By: Quennie Ann J. Palafox

    The oldest existing university in Asia and the largest Catholic University in the world in terms of population is found in the Philippines. The University of Santo Tomas in España, Manila in the District of Sampaloc, turned 400 years old. Some compare UST as an institution older than the Harvard University, America’s oldest university.

      UST is a private and sectarian educational institution run by the Order of Preachers. The Dominicans were the fourth group of religious orders after the Augustinians, Franciscans and Jesuits that arrived in the Philippines, doing so in 1587. One of them was Fr. Miguel de Benavides who was appointed as the third Archbishop of Manila in 1603. Fr. Benavides most important legacy was his founding of UST, an institution of higher learning, initially intended to be a “seminary-college” to prepare young men for the priesthood.  In his last will, Fr. Benavides donated his personal library and 1, 500 pesos which was a huge amount of money at that time, to finance the establishment of the college. 

     On the fateful day of April 28, 1611, the Colegio de Nuestra Señora del Santisimo Rosario was established in Intramuros with Fr. Domingo Gonzalez, O.P. appointed as rector. It was unfortunate that Benavides died on July 26, 1605 without even seeing the fruit of his work. In 1619, Pope Paul V granted the offering of degrees in Philosophy and Theology to all Dominican colleges in the world.  Colegio de Nuestra Señora del Rosario was renamed Colegio de Santo Tomas, in memory of the foremost Dominican Theologian and its patron-saint, St. Thomas Aquinas, in 1625.

      Pope Innocent X elevated the college to a university in 1645, making it the oldest existing University in Asia. In 1680 King Charles II placed the University under the royal patronage of the Spanish monarchy. The Faculty of Canon Law was formed as the Escuela de Derecho Canonigo in 1733, making it the oldest School of Canon law in the Philippines. King Charles III conferred the title “royal” university in 1785 because of UST’s loyalty to the crown when it volunteered its students for the military defense of Manila against the British who occupied Manila from 1762 to 1764.

       In 1865, Queen Isabella II issued a royal order authorizing the University to direct and supervise all the schools in the Philippines with the Rector of the University as director of the Bureau of Education. No diploma was issued by other schools without the approval of the Rector of the University. The Revolution of 1868 led by Gen. Juan Prim resulted to the deposition of Queen Isabella II. A liberal government was established and an Italian prince, Amadeo of Savoy, was proclaimed as King of Spain in 1870. One of the acts of the newly-installed government was to secularize the University. However, this did not materialize because of the fall of the Liberal government and restoration of the Spanish monarchy.

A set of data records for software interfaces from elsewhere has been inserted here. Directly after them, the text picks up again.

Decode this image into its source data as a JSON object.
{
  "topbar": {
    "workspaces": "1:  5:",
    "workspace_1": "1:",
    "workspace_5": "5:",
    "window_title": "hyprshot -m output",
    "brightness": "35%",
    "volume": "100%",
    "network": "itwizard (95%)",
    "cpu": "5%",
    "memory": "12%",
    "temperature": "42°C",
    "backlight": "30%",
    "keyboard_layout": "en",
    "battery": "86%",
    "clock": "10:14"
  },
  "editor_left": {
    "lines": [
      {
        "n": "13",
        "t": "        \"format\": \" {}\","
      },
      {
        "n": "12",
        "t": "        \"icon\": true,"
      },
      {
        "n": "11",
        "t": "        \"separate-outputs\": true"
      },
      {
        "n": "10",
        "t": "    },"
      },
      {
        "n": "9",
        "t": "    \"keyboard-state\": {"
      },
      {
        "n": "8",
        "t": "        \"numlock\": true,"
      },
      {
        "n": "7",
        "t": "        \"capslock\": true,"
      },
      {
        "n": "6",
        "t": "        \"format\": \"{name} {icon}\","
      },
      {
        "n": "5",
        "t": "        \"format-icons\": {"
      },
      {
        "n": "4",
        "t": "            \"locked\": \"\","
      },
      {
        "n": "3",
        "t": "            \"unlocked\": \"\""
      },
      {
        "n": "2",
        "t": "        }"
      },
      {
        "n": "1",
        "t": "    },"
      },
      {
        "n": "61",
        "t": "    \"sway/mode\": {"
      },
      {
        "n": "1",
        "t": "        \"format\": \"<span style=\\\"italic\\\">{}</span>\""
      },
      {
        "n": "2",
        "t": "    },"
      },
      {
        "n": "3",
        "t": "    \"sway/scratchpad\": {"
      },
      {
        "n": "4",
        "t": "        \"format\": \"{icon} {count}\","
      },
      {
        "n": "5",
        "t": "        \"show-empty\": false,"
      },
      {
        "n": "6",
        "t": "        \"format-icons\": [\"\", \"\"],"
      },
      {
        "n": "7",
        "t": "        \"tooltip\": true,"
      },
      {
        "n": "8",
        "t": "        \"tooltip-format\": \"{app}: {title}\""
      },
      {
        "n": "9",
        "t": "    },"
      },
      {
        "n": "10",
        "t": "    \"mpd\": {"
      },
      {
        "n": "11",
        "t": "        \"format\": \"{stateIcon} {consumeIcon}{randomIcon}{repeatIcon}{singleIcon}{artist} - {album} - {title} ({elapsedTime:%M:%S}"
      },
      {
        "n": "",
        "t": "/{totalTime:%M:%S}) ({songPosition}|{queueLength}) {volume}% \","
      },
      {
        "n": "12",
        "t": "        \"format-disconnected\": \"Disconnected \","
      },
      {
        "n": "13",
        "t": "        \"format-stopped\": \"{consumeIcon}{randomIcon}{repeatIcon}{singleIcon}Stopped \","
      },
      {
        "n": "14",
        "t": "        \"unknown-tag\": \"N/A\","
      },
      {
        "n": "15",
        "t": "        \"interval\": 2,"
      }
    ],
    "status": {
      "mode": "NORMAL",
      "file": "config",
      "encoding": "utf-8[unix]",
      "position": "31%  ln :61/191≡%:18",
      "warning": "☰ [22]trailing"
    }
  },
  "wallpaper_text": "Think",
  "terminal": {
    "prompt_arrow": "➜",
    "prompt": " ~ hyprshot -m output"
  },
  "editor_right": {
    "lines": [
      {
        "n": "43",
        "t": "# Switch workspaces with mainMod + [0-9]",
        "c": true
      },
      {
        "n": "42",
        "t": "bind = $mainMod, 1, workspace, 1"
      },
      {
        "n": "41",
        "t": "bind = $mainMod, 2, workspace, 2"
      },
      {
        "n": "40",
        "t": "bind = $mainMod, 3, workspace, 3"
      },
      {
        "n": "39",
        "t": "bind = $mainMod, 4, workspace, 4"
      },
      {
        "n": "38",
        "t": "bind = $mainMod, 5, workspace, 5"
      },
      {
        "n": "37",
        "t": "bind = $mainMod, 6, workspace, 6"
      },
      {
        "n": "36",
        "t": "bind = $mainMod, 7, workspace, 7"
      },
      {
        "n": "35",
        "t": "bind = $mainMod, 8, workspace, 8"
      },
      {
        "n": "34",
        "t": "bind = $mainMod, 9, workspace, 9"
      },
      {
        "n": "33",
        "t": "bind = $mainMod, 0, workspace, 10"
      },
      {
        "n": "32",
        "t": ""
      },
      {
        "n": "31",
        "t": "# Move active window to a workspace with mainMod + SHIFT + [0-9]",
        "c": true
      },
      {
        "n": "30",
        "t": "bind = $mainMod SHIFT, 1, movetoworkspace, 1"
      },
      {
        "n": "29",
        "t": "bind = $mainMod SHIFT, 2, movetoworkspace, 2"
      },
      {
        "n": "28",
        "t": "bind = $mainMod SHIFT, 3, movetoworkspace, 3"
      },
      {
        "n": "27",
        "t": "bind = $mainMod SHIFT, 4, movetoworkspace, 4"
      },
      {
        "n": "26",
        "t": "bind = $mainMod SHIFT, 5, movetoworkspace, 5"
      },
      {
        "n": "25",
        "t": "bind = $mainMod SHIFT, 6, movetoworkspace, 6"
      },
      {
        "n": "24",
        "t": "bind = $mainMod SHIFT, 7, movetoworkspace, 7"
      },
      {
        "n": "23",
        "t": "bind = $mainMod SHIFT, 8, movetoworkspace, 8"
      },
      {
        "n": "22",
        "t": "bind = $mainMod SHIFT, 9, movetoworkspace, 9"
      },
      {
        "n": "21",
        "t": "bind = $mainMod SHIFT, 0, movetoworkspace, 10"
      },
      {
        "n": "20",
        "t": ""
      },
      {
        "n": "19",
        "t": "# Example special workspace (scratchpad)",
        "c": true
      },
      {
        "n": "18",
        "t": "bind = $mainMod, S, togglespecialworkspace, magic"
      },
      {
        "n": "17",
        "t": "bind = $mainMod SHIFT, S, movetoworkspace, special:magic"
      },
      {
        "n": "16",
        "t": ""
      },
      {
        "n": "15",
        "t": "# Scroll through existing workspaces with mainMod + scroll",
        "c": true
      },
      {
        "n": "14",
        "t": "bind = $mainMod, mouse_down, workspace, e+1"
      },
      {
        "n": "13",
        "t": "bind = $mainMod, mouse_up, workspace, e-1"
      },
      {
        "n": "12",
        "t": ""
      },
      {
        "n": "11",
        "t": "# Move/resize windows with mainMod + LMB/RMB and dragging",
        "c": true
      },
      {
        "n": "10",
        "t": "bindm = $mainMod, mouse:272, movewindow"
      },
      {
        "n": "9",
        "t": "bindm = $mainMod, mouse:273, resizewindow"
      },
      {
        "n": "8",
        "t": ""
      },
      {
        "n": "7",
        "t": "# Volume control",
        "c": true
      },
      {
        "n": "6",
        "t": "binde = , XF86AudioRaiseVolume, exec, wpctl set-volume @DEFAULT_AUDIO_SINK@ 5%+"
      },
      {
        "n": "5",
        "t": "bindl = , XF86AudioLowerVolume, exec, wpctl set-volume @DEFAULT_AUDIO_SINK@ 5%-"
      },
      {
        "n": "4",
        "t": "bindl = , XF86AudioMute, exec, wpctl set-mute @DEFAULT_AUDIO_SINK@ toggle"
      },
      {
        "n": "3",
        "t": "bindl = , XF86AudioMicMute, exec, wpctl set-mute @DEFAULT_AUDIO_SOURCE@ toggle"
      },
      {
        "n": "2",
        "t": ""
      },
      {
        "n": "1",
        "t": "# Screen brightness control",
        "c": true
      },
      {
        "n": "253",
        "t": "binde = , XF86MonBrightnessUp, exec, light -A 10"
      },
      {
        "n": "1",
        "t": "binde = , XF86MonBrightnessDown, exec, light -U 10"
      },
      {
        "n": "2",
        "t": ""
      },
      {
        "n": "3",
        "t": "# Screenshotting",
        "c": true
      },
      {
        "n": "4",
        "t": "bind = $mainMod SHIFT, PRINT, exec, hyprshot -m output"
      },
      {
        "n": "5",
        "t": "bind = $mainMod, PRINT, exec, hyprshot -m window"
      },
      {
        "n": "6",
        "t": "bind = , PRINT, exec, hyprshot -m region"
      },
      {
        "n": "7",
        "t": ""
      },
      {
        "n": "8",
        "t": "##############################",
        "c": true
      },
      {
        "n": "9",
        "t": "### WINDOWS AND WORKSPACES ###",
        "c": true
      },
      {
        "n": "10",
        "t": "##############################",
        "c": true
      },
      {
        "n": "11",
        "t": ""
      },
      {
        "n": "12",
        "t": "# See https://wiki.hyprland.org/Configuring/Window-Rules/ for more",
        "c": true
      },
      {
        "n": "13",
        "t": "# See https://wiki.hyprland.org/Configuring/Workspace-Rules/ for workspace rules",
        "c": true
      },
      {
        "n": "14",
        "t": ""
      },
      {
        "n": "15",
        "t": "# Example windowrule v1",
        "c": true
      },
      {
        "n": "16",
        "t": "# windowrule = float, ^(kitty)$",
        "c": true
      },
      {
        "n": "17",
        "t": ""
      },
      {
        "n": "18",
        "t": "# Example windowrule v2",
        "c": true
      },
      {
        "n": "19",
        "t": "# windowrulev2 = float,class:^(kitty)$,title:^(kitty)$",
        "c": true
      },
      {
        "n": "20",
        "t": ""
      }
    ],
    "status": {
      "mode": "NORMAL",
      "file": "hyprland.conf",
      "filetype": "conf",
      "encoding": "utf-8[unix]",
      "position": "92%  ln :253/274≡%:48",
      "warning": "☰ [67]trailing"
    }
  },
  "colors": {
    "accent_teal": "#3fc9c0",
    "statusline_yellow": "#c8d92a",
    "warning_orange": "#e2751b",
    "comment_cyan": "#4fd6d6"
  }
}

       Another significant move was implemented by the university in 1871 when it expanded its academic program to offer the degrees of Medicine and Pharmacy.  The university opened its doors to women with the creation of the Escuela de Matronas (School of Midwives) in 1879. In 1898, UST was closed when the Philippine Revolution broke out. Classes were resumed a year later.

       On September 17, 1902, Pope Leo XIII made the University of Santo Tomas a “Pontifical University”, and by 1947, Pope Pius XII bestowed upon it the title of “The Catholic University of the Philippines”. The University of Santo Tomas is the second university in the world after the Gregorian University in Vatican to be granted the formal title of Pontifical University.

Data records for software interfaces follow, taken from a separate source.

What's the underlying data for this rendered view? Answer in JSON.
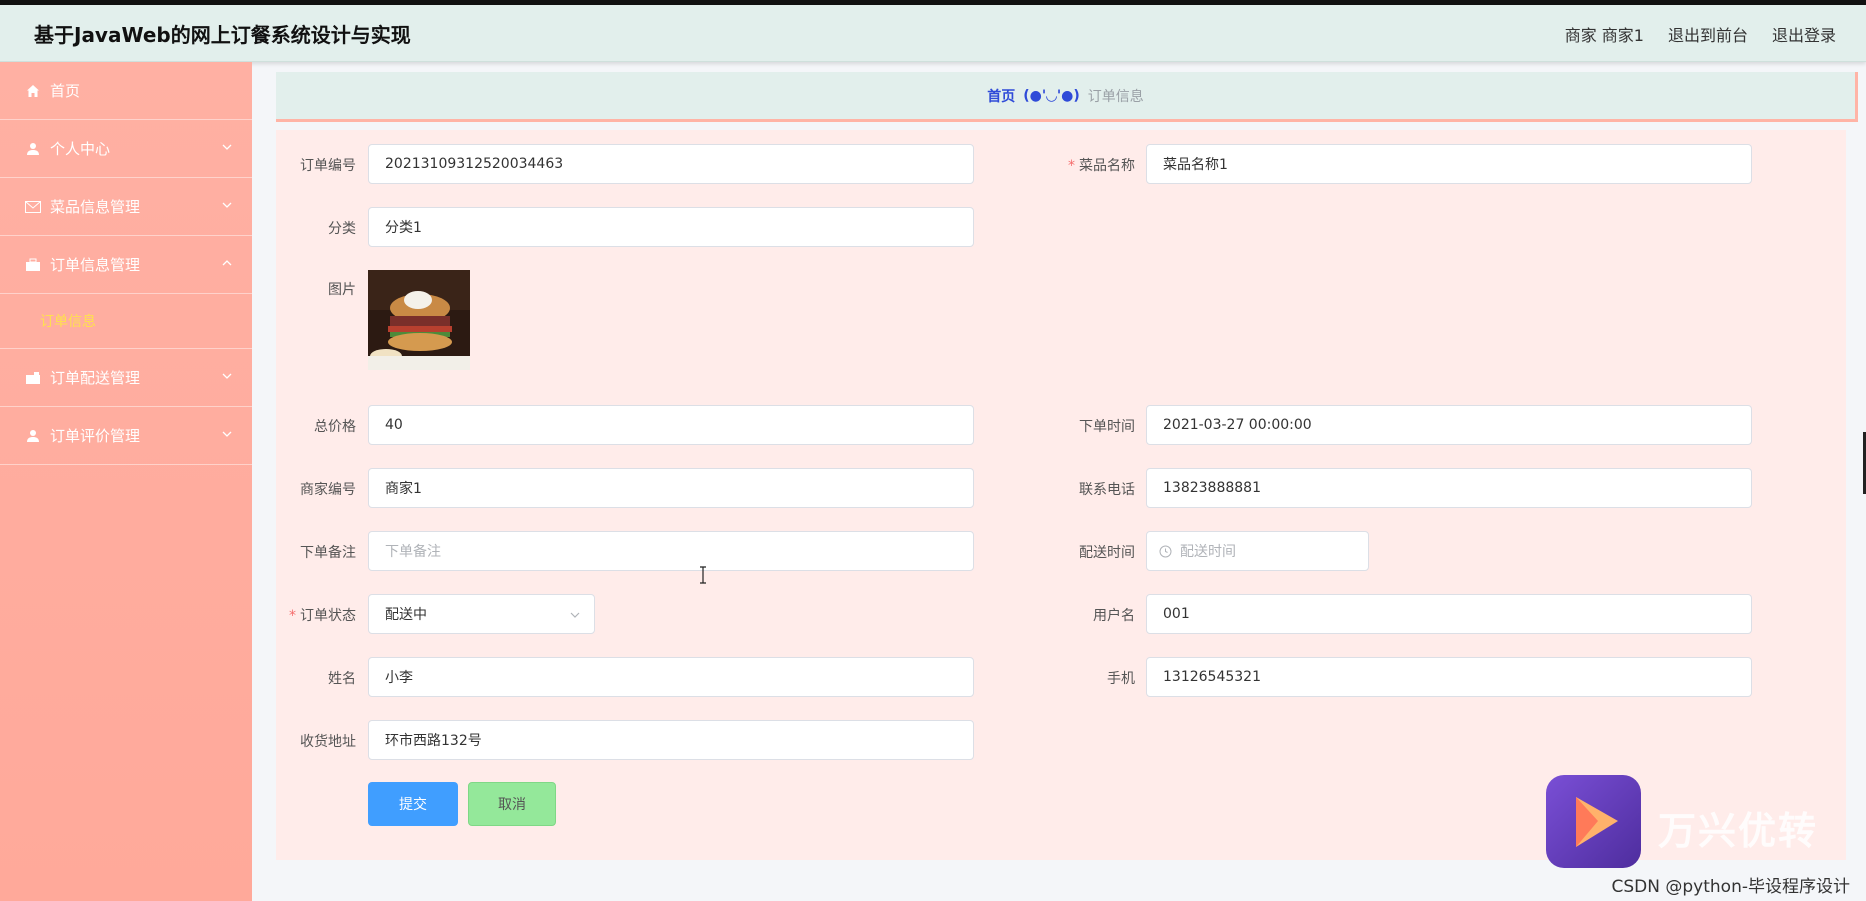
{
  "header": {
    "app_title": "基于JavaWeb的网上订餐系统设计与实现",
    "user_label": "商家 商家1",
    "back_to_front": "退出到前台",
    "logout": "退出登录"
  },
  "sidebar": {
    "items": [
      {
        "label": "首页",
        "icon": "home-icon"
      },
      {
        "label": "个人中心",
        "icon": "user-icon"
      },
      {
        "label": "菜品信息管理",
        "icon": "mail-icon"
      },
      {
        "label": "订单信息管理",
        "icon": "briefcase-icon"
      },
      {
        "label": "订单配送管理",
        "icon": "wallet-icon"
      },
      {
        "label": "订单评价管理",
        "icon": "user-icon"
      }
    ],
    "submenu": [
      "订单信息"
    ]
  },
  "breadcrumb": {
    "home": "首页",
    "separator": "(●'◡'●)",
    "current": "订单信息"
  },
  "form": {
    "order_no": {
      "label": "订单编号",
      "value": "20213109312520034463"
    },
    "dish_name": {
      "label": "菜品名称",
      "value": "菜品名称1",
      "required": "*"
    },
    "category": {
      "label": "分类",
      "value": "分类1"
    },
    "image": {
      "label": "图片"
    },
    "total_price": {
      "label": "总价格",
      "value": "40"
    },
    "order_time": {
      "label": "下单时间",
      "value": "2021-03-27 00:00:00"
    },
    "merchant_no": {
      "label": "商家编号",
      "value": "商家1"
    },
    "phone": {
      "label": "联系电话",
      "value": "13823888881"
    },
    "order_note": {
      "label": "下单备注",
      "placeholder": "下单备注"
    },
    "delivery_time": {
      "label": "配送时间",
      "placeholder": "配送时间"
    },
    "order_status": {
      "label": "订单状态",
      "value": "配送中",
      "required": "*"
    },
    "username": {
      "label": "用户名",
      "value": "001"
    },
    "name": {
      "label": "姓名",
      "value": "小李"
    },
    "mobile": {
      "label": "手机",
      "value": "13126545321"
    },
    "address": {
      "label": "收货地址",
      "value": "环市西路132号"
    },
    "submit_label": "提交",
    "cancel_label": "取消"
  },
  "watermark": {
    "brand": "万兴优转",
    "csdn": "CSDN @python-毕设程序设计"
  },
  "colors": {
    "primary": "#409eff",
    "sidebar": "#ffb0a3",
    "header": "#e2efec",
    "panel": "#ffecea",
    "active_submenu": "#ffe14d"
  }
}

      A male dominated university, UST began accepting more female students in 1924 because of the desire of many families to have their daughters educated in a Catholic institution. In 1927, the UST Main building designed by Fr. Roque Ruaño, O.P., was inaugurated. That same year, the UST administration transferred the university campus from Intramuros to its present site in Sampaloc district because of the dramatic increase in its enrolment. In the following year, the Varsitarian, the official student newspaper of the university was founded. The Intramuros campus continued to operate until its destruction during the Second World War.

The Japanese Forces during the Second World War turned UST campus into an internment camp for 2,500 allied civilians. This sad episode of its history finally ended when the internees were liberated by U.S. forces in 1945.

       In 1947, Pope Pius XII bestowed the appellate name “Catholic University of the Philippines” to UST.  Two Popes have visited the University. The first time was in November 1970, when Pope Paul VI visited the University. The blessed Pope John Paul II came to the University in 1981. He came for the second time in 1995 and celebrated the World Youth Day with a mass at the UST parade grounds. The charismatic Mother Teresa of Calcutta also paid UST a visit in 1977.

        Through the years has produced many Filipino patriots who have shaped the nation’s destiny among them the heroes Jose Rizal, Emilio Jacinto, Marcelo H. del Pilar, Apolinario Mabini; and Philippine Presidents such as Manuel Luis Quezon, Sergio Osmeña, Jose P. Laurel and Diosdado Macapagal. A large number of delegates of the Malolos Congress who drafted the Malolos Constitution in 1899 and delegates of the 1934 Convention who drafted the 1935 Constitution were alumni of the University.